Records contained in a dataset
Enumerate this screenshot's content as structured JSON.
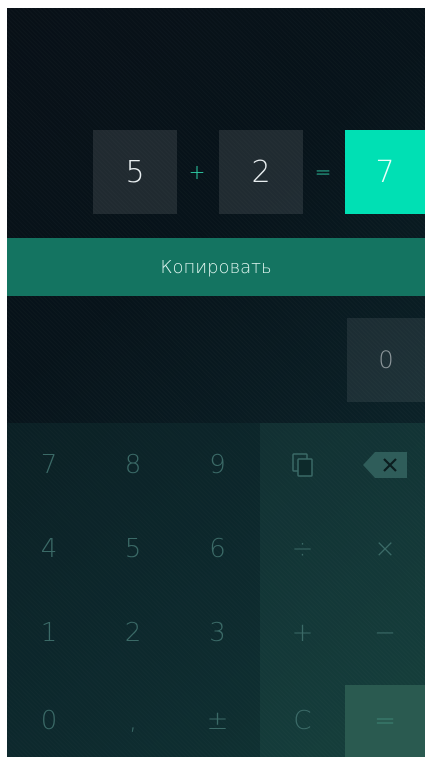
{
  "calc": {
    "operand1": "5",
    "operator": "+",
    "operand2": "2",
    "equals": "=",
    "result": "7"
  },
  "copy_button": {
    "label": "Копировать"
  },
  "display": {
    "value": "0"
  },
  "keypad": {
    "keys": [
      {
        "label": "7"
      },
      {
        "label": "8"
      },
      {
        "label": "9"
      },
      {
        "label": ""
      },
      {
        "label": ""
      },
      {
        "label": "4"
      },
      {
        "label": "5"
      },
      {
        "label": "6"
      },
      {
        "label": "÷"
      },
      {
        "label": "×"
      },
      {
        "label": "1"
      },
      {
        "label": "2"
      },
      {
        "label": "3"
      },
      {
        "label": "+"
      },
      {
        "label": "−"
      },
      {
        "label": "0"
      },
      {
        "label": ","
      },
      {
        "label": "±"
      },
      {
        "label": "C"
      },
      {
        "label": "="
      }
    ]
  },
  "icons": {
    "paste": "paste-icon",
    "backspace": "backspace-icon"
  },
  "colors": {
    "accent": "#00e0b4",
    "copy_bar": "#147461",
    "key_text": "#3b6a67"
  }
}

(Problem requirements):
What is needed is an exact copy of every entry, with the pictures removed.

(Response area):
Enumerate this screenshot's content as structured JSON.
{
  "calc": {
    "operand1": "5",
    "operator": "+",
    "operand2": "2",
    "equals": "=",
    "result": "7"
  },
  "copy_button": {
    "label": "Копировать"
  },
  "display": {
    "value": "0"
  },
  "keypad": {
    "keys": [
      {
        "label": "7"
      },
      {
        "label": "8"
      },
      {
        "label": "9"
      },
      {
        "label": ""
      },
      {
        "label": ""
      },
      {
        "label": "4"
      },
      {
        "label": "5"
      },
      {
        "label": "6"
      },
      {
        "label": "÷"
      },
      {
        "label": "×"
      },
      {
        "label": "1"
      },
      {
        "label": "2"
      },
      {
        "label": "3"
      },
      {
        "label": "+"
      },
      {
        "label": "−"
      },
      {
        "label": "0"
      },
      {
        "label": ","
      },
      {
        "label": "±"
      },
      {
        "label": "C"
      },
      {
        "label": "="
      }
    ]
  },
  "icons": {
    "paste": "paste-icon",
    "backspace": "backspace-icon"
  },
  "colors": {
    "accent": "#00e0b4",
    "copy_bar": "#147461",
    "key_text": "#3b6a67"
  }
}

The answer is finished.